  1. Fatherhood and Responsibility: Bond’s newfound role as a father challenges his perception of self and his understanding of responsibility.
  2. Grief and Loss: The film explores Bond’s response to grief, providing insight into how he copes with loss and trauma.

B. The Villainous Safin*

  1. Parallel Paths: Safin’s character mirrors Bond’s in many ways, offering a psychological reflection of our hero.
  2. Obsession and Revenge: Safin’s obsession with revenge mirrors Bond’s own need for closure, highlighting the thin line between hero and villain.

C. Bond’s Relationships*

  1. Reflection on Past Relationships: “No Time to Die” brings closure to Bond’s past relationships, allowing him to reflect on the emotional impact of his choices.
  2. Nomi and Bond’s Dynamic: Nomi’s character challenges Bond’s traditional gender roles and highlights the evolving dynamics in the spy world.

IV. Psychological Themes and Analysis

A. The Dual Nature of Bond*

  1. Split Personality: Bond’s dual nature, the charming spy and the haunted man, reflects the concept of a divided self.
  2. Mask and Authenticity: Bond’s ability to adopt different personas raises questions about authenticity and identity.

B. The Psychology of Espionage*

  1. Deception and Trust: Bond’s world is one of deception and trust issues, where allies can become enemies and vice versa.
  2. Moral Ambiguity: Bond often operates in morally ambiguous situations, raising questions about the psychological toll of such a life.

C. Coping Mechanisms*

  1. Escapism and Hedonism: Bond’s indulgence in luxury, alcohol, and casual relationships can be seen as coping mechanisms to numb his emotional pain.
  2. Emotional Repression: Bond’s reluctance to confront his emotions is a common coping strategy in the spy world but comes at a cost.

V. Cinematic Psychology: Visuals and Techniques

A. Cinematic Representation of Bond’s Mind

  1. Cinematography and Visual Metaphors: Analyzing the use of visuals and cinematography to reflect Bond’s emotional state.
  2. Sound and Music: The film scores and sound design in “Spectre” and “No Time to Die” contribute to the psychological atmosphere.

B. Action Sequences as Psychological Metaphors*

  1. Choreography of Violence: Examining how action sequences mirror Bond’s internal struggles and psychological battles.
  2. Pacing and Tension: The rhythm and pacing of action scenes can evoke psychological responses in the audience.

VI. The Legacy of Bond’s Psychological Journey

A. Bond’s Evolution as a Psychological Character*

  1. From Surface Charm to Inner Complexity: Bond’s character arc has evolved from a one-dimensional spy to a psychologically complex hero.
  2. Relevance in Modern Cinema: Bond’s psychological depth makes him more relatable to modern audiences and ensures his enduring appeal.

B. The Impact of Bond’s Psychological Complexity*

  1. Influence on Spy Genre: Bond’s psychological journey has had a profound impact on the spy genre, inspiring other complex spy characters.
  2. Cultural and Societal Impact: Bond’s portrayal as a psychologically multifaceted character has contributed to discussions on masculinity and emotional vulnerability.


In “Spectre” and “No Time to Die,” James Bond’s cinematic journey takes us deep into the recesses of his psychological makeup.

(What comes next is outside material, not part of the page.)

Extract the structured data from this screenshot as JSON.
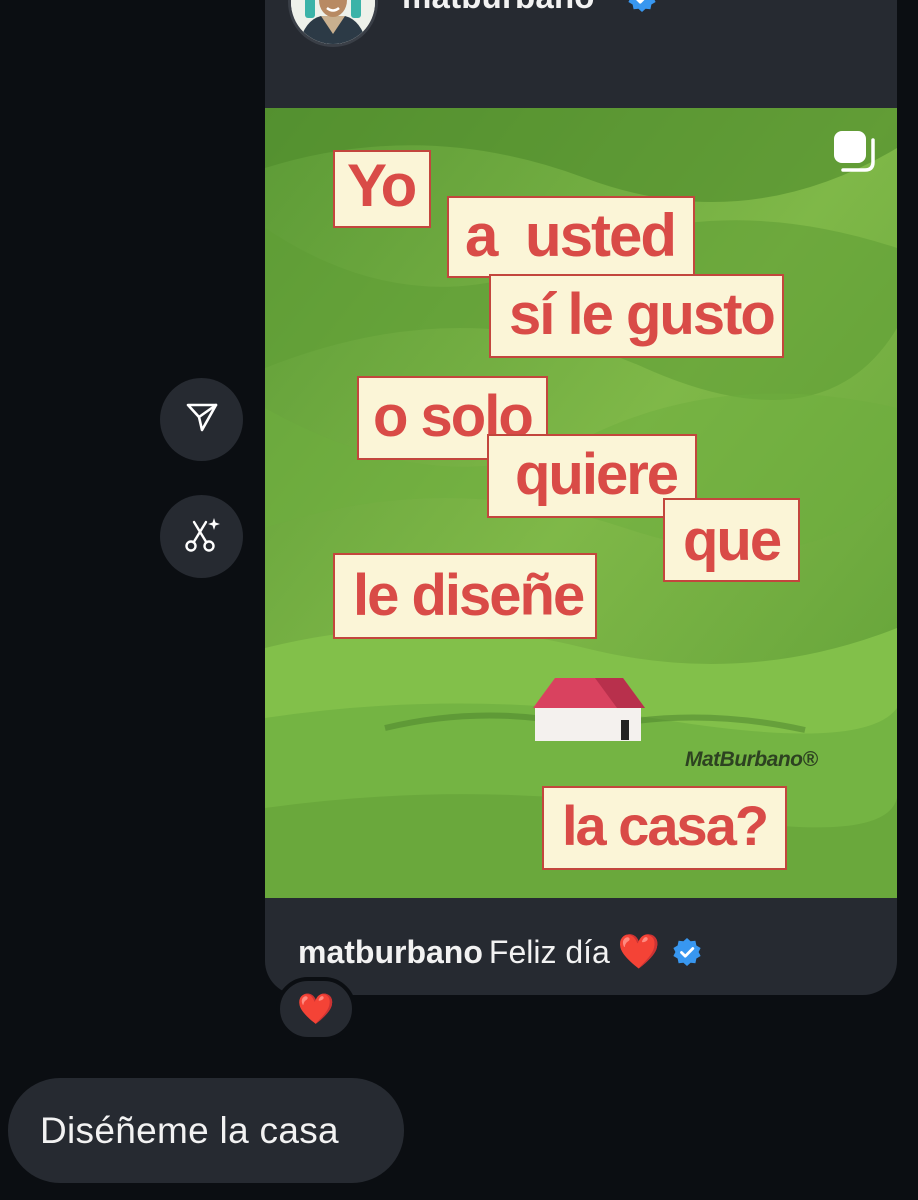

These films provide a unique lens through which to analyze Bond’s personality, relationships, vulnerabilities, and the psychological themes that define him. Bond’s evolution from a charming spy to a psychologically complex hero reflects not only the changing face of cinema but also the evolving understanding of human psychology in popular culture. As we bid farewell to Daniel Craig’s Bond, we anticipate the continuation of Bond’s psychological exploration in future installments, solidifying his place as a timeless and psychologically rich cinematic icon.

Watch more of John and Inside the cinematic mind at

Leave a Reply

Your email address will not be published. Required fields are marked *